Cimino's unexpected 1978 hit THE DEER HUNTER, which Universal produced for about $15 million, has a 93% positive rating at Rotten Tomatoes and won 5 Academy Awards ,including Best Picture and Best Director. It eventually grossed over $48 million.

In the wake of HUNTER's unqualified success, rival studio United Artists signed a contract with the director to make his pet project HEAVEN'S GATE – but they granted him “final cut,” meaning UA could only consult with Cimino on the film's production, but not take back control once shooting began.
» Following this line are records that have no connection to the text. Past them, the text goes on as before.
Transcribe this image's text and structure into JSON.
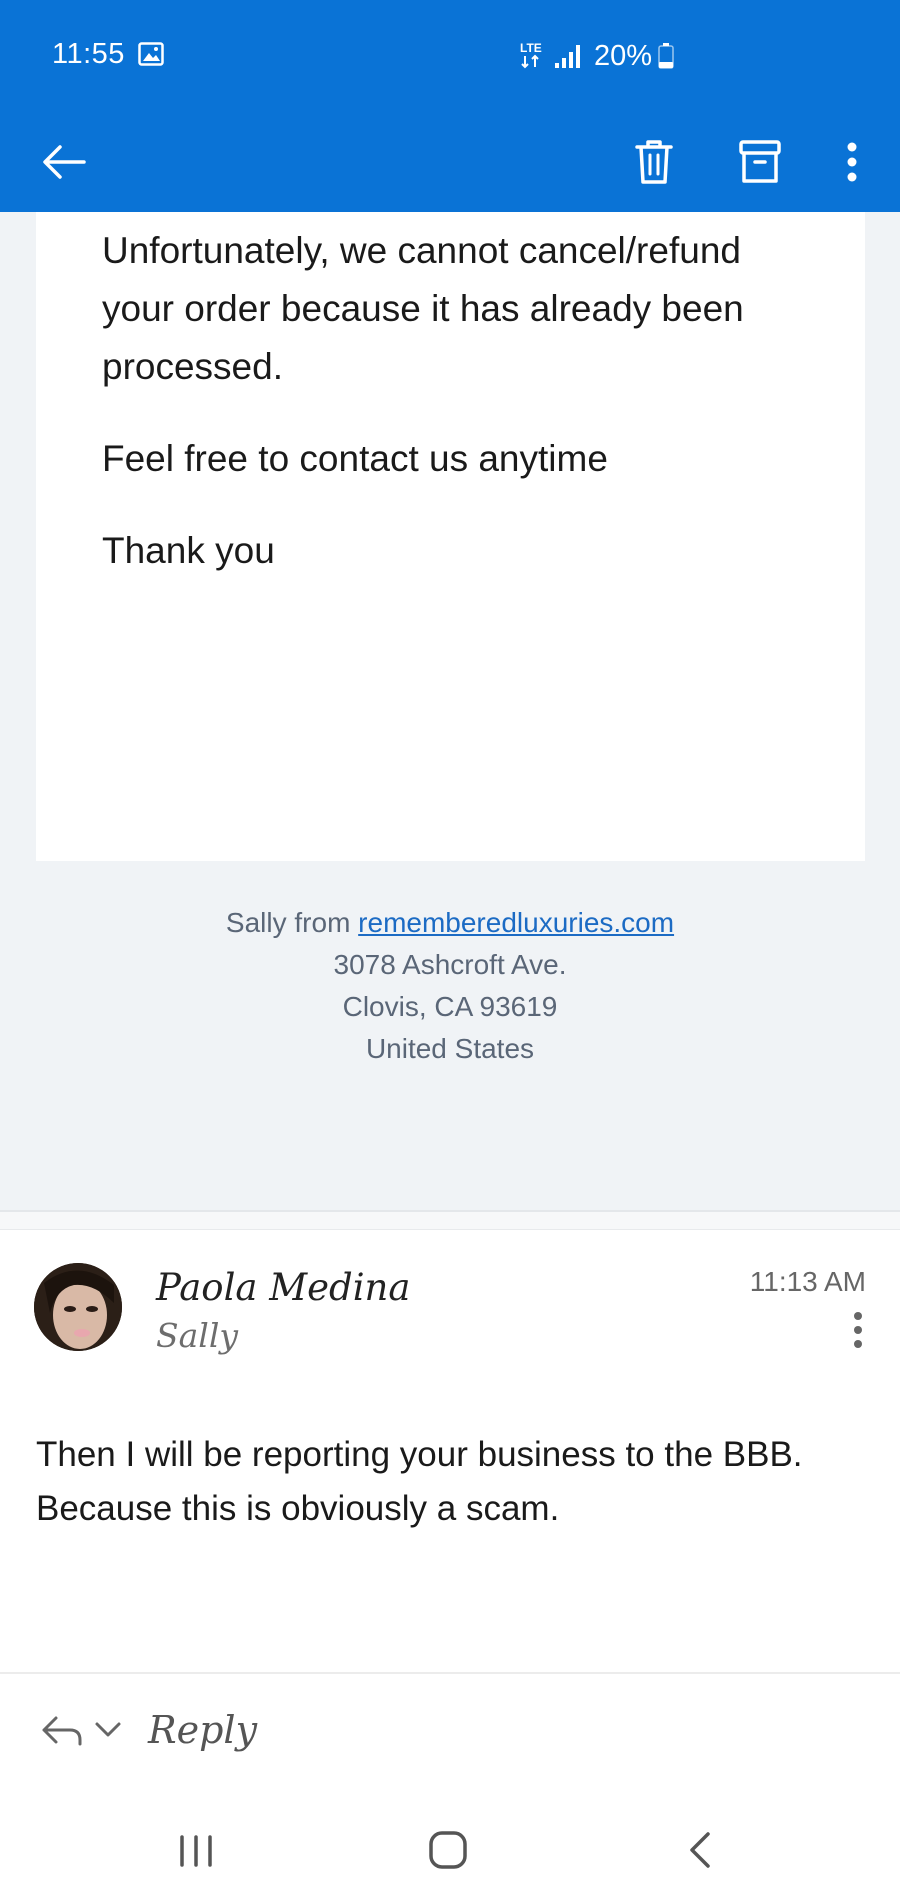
{
  "status_bar": {
    "time": "11:55",
    "network": "LTE",
    "battery": "20%"
  },
  "toolbar": {
    "back_icon": "arrow-left-icon",
    "delete_icon": "trash-icon",
    "archive_icon": "archive-icon",
    "more_icon": "more-vertical-icon"
  },
  "email_body": {
    "paragraph_1": "Unfortunately, we cannot cancel/refund your order because it has already been processed.",
    "paragraph_2": "Feel free to contact us anytime",
    "paragraph_3": "Thank you"
  },
  "footer": {
    "sender_prefix": "Sally from ",
    "sender_link": "rememberedluxuries.com",
    "address_line_1": "3078 Ashcroft Ave.",
    "address_line_2": "Clovis, CA 93619",
    "address_line_3": "United States"
  },
  "message": {
    "sender_name": "Paola Medina",
    "recipient": "Sally",
    "time": "11:13 AM",
    "body": "Then I will be reporting your business to the BBB. Because this is obviously a scam."
  },
  "reply_bar": {
    "label": "Reply"
  },
  "colors": {
    "brand_blue": "#0a73d6",
    "panel_gray": "#f0f3f6",
    "link_blue": "#1c6bc4"
  }
}
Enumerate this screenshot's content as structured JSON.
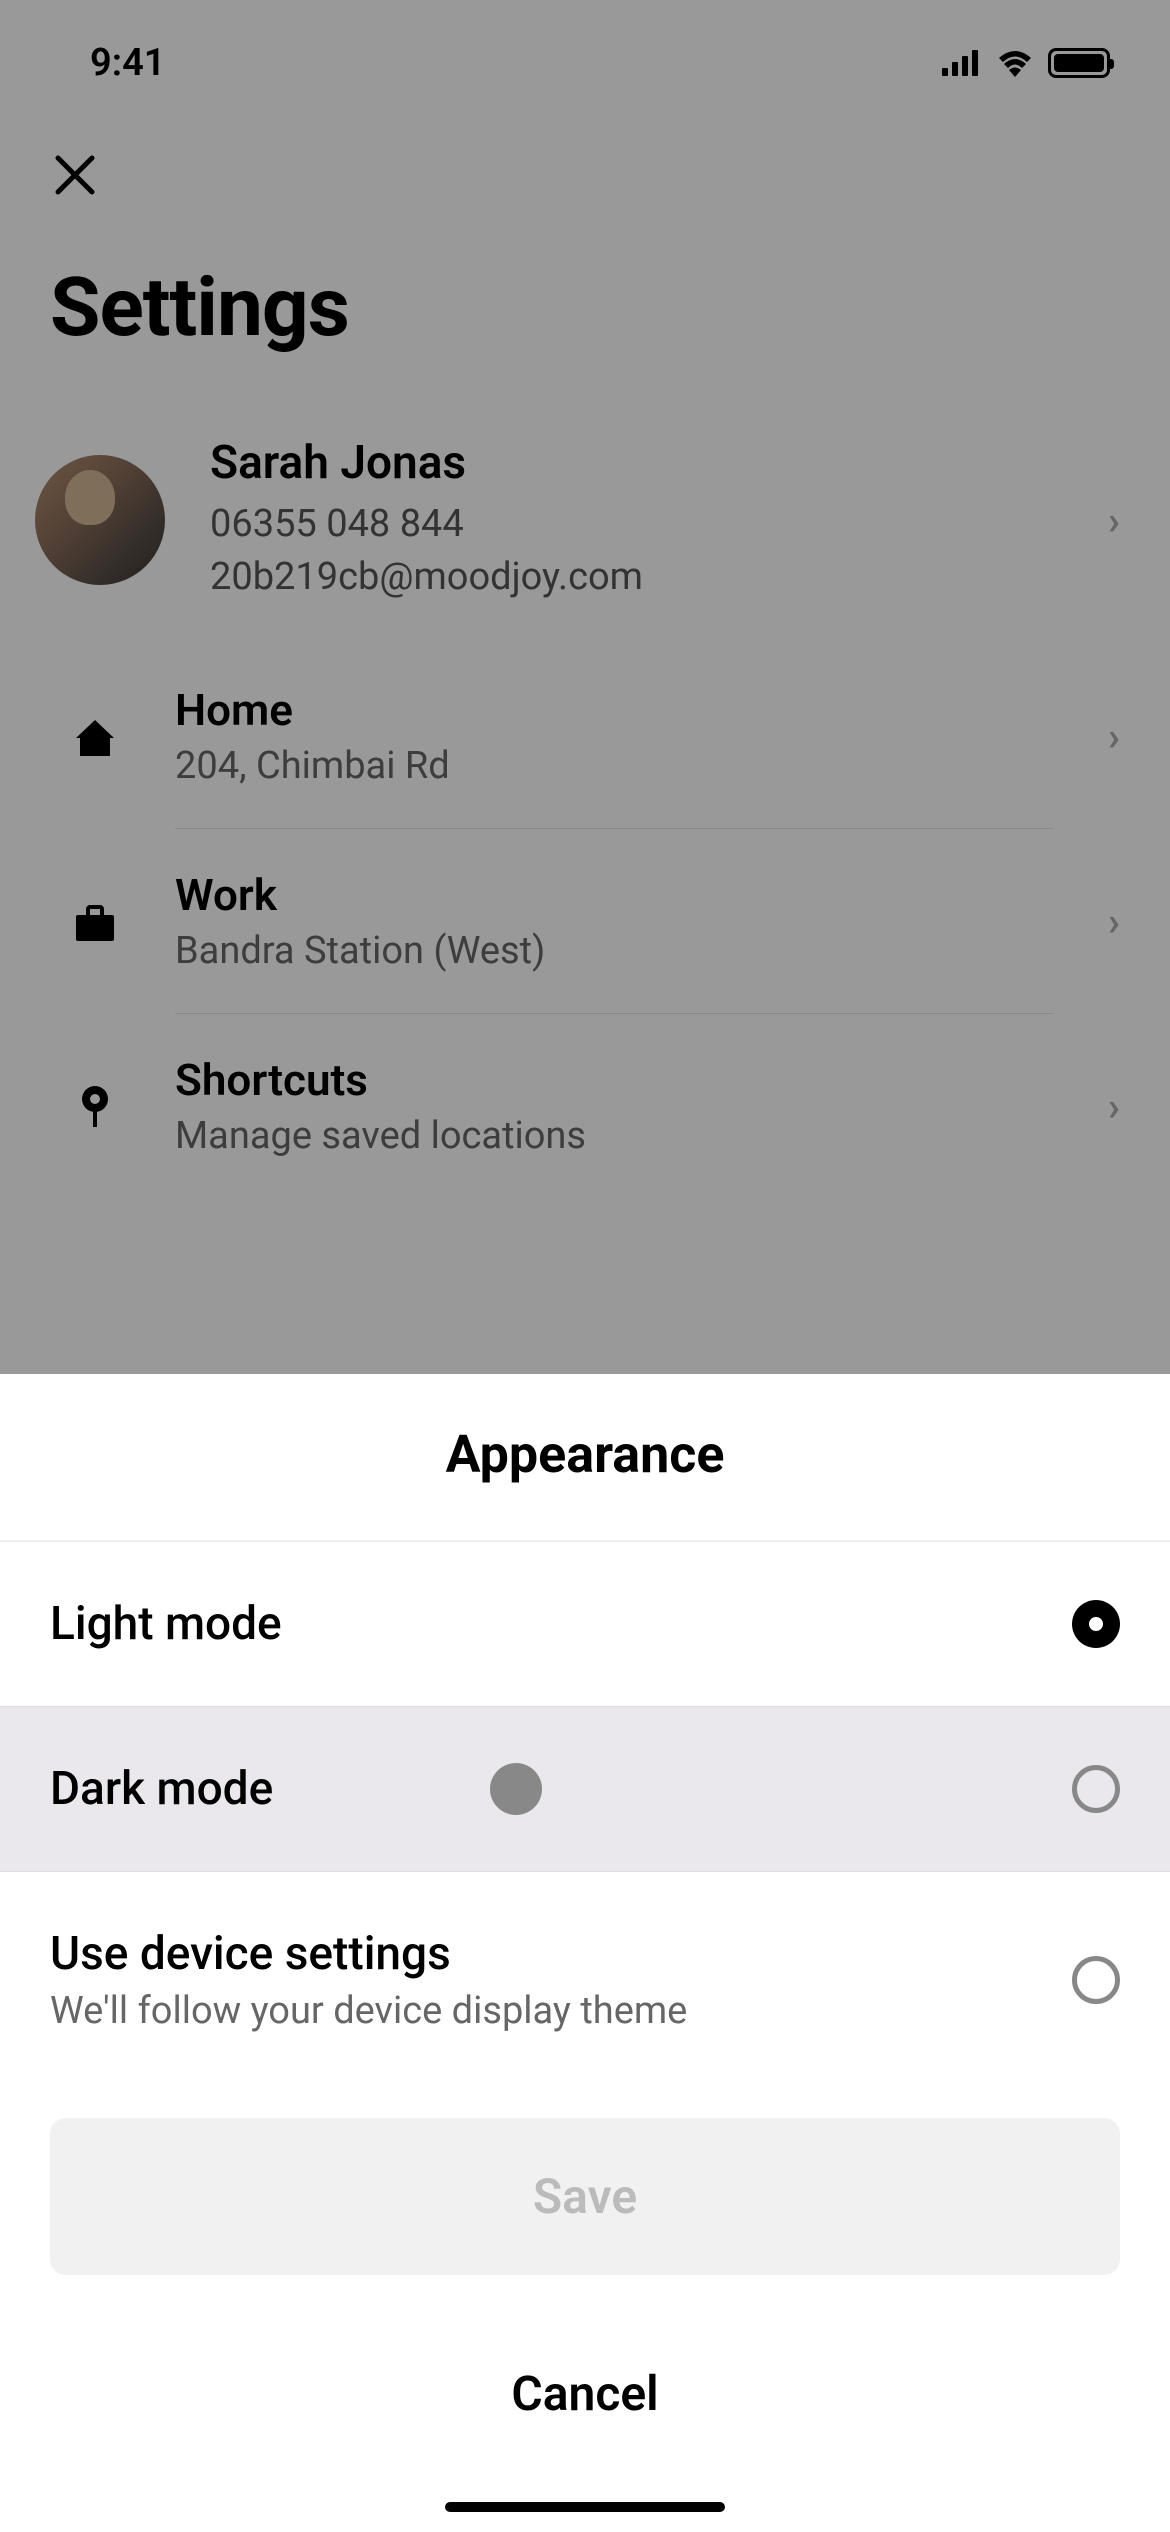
{
  "status": {
    "time": "9:41"
  },
  "header": {
    "title": "Settings"
  },
  "profile": {
    "name": "Sarah Jonas",
    "phone": "06355 048 844",
    "email": "20b219cb@moodjoy.com"
  },
  "locations": [
    {
      "label": "Home",
      "sublabel": "204, Chimbai Rd",
      "icon": "home"
    },
    {
      "label": "Work",
      "sublabel": "Bandra Station (West)",
      "icon": "briefcase"
    },
    {
      "label": "Shortcuts",
      "sublabel": "Manage saved locations",
      "icon": "pin"
    }
  ],
  "sheet": {
    "title": "Appearance",
    "options": [
      {
        "label": "Light mode",
        "sublabel": "",
        "selected": true
      },
      {
        "label": "Dark mode",
        "sublabel": "",
        "selected": false,
        "highlighted": true
      },
      {
        "label": "Use device settings",
        "sublabel": "We'll follow your device display theme",
        "selected": false
      }
    ],
    "save_label": "Save",
    "cancel_label": "Cancel"
  }
}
Originally budgeted at under $12 million, GATE quickly spun out of control, eventually costing over $44 million to produce and more than $10 million to market. A notorious box office bomb, the original version of GATE – trimmed down to “just” five-and-a-half hours from more than a million feet of film shot - was so critically ravaged that it was pulled from release for massive re-cuts. A boring, over-long self-indulgent mess even in it's “shorter” two-and-a-half hour version, HEAVEN'S GATE came to symbolize all of the excess and idiocy of big budget movie-making at the time. It didn't help that on it's $54 million investment, UA eventually made back...less than $3.5 million.

The scorn which greeted both versions of the film lead to its being nominated for 5 1981 Razzies, including Worst Picture. It eventually “won” Worst Director for Cimino himself.

All of the insanity and inanity behind GATE was documented in one of the best behind-the-scenes books ever written about Hollywood, Stephen Bach's FINAL CUT, and the demise of UA as a major studio is often blamed solely on HEAVEN'S GATE. Although he did go on to make YEAR OF THE DRAGON (another big budget movie nominated for multiple Razzies) Cimino's career never recovered.

Obituaries for Cimino all mention both the stratospheric highs and catastrophic lows he achieved with just two seminal films – two films that speak to both the potential rewards of giving a film-maker free reign... and to the danger of completely ceding creative control to someone with only one major hit to his credit. Thus both the “bean-counters” and the “high-brows” of Hollywood can argue their cases using Cimino as an example...depending on which of his two best known films they choose to focus on.

Before he “won” his Razzie, Cimino took home Hollywood's most prized trophy, and showed that (like most Razzie contenders) he was capable of truly great things. Voters for our awards (and for their awards) will miss Michael Cimino's unique talents...